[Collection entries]

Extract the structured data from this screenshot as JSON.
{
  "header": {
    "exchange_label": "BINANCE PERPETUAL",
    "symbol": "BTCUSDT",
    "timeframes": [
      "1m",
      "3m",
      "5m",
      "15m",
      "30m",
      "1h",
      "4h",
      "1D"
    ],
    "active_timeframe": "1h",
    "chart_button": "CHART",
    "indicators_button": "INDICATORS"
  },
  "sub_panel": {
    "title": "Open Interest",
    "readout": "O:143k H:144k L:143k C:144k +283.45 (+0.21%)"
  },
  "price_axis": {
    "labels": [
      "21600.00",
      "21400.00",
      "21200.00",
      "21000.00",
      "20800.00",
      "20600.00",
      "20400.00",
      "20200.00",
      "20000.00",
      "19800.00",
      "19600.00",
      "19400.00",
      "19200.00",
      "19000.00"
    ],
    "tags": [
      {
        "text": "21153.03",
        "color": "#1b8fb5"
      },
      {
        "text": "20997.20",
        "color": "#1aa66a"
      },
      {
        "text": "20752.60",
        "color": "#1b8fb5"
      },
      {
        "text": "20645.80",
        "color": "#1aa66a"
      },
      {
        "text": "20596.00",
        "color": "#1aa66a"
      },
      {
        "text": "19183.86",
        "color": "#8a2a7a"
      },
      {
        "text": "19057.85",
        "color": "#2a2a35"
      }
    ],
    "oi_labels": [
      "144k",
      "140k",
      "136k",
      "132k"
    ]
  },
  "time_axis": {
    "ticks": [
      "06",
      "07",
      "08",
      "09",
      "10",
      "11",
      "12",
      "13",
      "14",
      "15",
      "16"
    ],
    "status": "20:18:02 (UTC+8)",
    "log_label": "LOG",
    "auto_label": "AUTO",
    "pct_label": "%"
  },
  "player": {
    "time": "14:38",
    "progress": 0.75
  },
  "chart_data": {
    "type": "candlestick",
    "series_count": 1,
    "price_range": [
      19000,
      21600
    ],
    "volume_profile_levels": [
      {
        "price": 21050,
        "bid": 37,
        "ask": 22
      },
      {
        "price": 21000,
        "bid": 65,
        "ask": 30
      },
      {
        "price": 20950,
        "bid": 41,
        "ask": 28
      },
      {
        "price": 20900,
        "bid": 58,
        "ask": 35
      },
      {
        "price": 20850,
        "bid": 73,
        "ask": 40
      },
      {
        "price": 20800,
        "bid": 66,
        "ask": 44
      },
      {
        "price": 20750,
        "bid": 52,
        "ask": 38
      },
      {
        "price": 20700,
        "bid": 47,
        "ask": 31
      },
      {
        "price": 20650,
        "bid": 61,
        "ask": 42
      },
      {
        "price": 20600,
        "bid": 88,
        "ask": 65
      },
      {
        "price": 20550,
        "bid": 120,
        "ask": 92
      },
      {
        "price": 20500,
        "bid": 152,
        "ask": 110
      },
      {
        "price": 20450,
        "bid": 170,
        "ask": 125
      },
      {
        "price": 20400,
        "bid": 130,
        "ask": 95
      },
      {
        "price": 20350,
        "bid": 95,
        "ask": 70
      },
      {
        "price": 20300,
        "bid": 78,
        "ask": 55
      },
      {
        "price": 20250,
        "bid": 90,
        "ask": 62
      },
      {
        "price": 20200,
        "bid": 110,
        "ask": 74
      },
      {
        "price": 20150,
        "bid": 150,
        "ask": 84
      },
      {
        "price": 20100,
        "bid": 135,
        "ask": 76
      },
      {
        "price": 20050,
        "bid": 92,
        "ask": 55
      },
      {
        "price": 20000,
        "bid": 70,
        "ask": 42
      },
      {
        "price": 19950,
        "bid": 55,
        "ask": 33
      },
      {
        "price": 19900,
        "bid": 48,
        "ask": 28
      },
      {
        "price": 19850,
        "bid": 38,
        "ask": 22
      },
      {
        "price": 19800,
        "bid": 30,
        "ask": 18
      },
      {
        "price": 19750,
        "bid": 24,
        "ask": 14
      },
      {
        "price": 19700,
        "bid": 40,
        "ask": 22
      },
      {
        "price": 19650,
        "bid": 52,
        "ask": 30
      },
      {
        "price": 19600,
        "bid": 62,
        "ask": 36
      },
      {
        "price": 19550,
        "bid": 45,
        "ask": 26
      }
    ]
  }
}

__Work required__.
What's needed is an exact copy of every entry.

__Problem solution__.
Extract the structured data from this screenshot as JSON.
{
  "header": {
    "exchange_label": "BINANCE PERPETUAL",
    "symbol": "BTCUSDT",
    "timeframes": [
      "1m",
      "3m",
      "5m",
      "15m",
      "30m",
      "1h",
      "4h",
      "1D"
    ],
    "active_timeframe": "1h",
    "chart_button": "CHART",
    "indicators_button": "INDICATORS"
  },
  "sub_panel": {
    "title": "Open Interest",
    "readout": "O:143k H:144k L:143k C:144k +283.45 (+0.21%)"
  },
  "price_axis": {
    "labels": [
      "21600.00",
      "21400.00",
      "21200.00",
      "21000.00",
      "20800.00",
      "20600.00",
      "20400.00",
      "20200.00",
      "20000.00",
      "19800.00",
      "19600.00",
      "19400.00",
      "19200.00",
      "19000.00"
    ],
    "tags": [
      {
        "text": "21153.03",
        "color": "#1b8fb5"
      },
      {
        "text": "20997.20",
        "color": "#1aa66a"
      },
      {
        "text": "20752.60",
        "color": "#1b8fb5"
      },
      {
        "text": "20645.80",
        "color": "#1aa66a"
      },
      {
        "text": "20596.00",
        "color": "#1aa66a"
      },
      {
        "text": "19183.86",
        "color": "#8a2a7a"
      },
      {
        "text": "19057.85",
        "color": "#2a2a35"
      }
    ],
    "oi_labels": [
      "144k",
      "140k",
      "136k",
      "132k"
    ]
  },
  "time_axis": {
    "ticks": [
      "06",
      "07",
      "08",
      "09",
      "10",
      "11",
      "12",
      "13",
      "14",
      "15",
      "16"
    ],
    "status": "20:18:02 (UTC+8)",
    "log_label": "LOG",
    "auto_label": "AUTO",
    "pct_label": "%"
  },
  "player": {
    "time": "14:38",
    "progress": 0.75
  },
  "chart_data": {
    "type": "candlestick",
    "series_count": 1,
    "price_range": [
      19000,
      21600
    ],
    "volume_profile_levels": [
      {
        "price": 21050,
        "bid": 37,
        "ask": 22
      },
      {
        "price": 21000,
        "bid": 65,
        "ask": 30
      },
      {
        "price": 20950,
        "bid": 41,
        "ask": 28
      },
      {
        "price": 20900,
        "bid": 58,
        "ask": 35
      },
      {
        "price": 20850,
        "bid": 73,
        "ask": 40
      },
      {
        "price": 20800,
        "bid": 66,
        "ask": 44
      },
      {
        "price": 20750,
        "bid": 52,
        "ask": 38
      },
      {
        "price": 20700,
        "bid": 47,
        "ask": 31
      },
      {
        "price": 20650,
        "bid": 61,
        "ask": 42
      },
      {
        "price": 20600,
        "bid": 88,
        "ask": 65
      },
      {
        "price": 20550,
        "bid": 120,
        "ask": 92
      },
      {
        "price": 20500,
        "bid": 152,
        "ask": 110
      },
      {
        "price": 20450,
        "bid": 170,
        "ask": 125
      },
      {
        "price": 20400,
        "bid": 130,
        "ask": 95
      },
      {
        "price": 20350,
        "bid": 95,
        "ask": 70
      },
      {
        "price": 20300,
        "bid": 78,
        "ask": 55
      },
      {
        "price": 20250,
        "bid": 90,
        "ask": 62
      },
      {
        "price": 20200,
        "bid": 110,
        "ask": 74
      },
      {
        "price": 20150,
        "bid": 150,
        "ask": 84
      },
      {
        "price": 20100,
        "bid": 135,
        "ask": 76
      },
      {
        "price": 20050,
        "bid": 92,
        "ask": 55
      },
      {
        "price": 20000,
        "bid": 70,
        "ask": 42
      },
      {
        "price": 19950,
        "bid": 55,
        "ask": 33
      },
      {
        "price": 19900,
        "bid": 48,
        "ask": 28
      },
      {
        "price": 19850,
        "bid": 38,
        "ask": 22
      },
      {
        "price": 19800,
        "bid": 30,
        "ask": 18
      },
      {
        "price": 19750,
        "bid": 24,
        "ask": 14
      },
      {
        "price": 19700,
        "bid": 40,
        "ask": 22
      },
      {
        "price": 19650,
        "bid": 52,
        "ask": 30
      },
      {
        "price": 19600,
        "bid": 62,
        "ask": 36
      },
      {
        "price": 19550,
        "bid": 45,
        "ask": 26
      }
    ]
  }
}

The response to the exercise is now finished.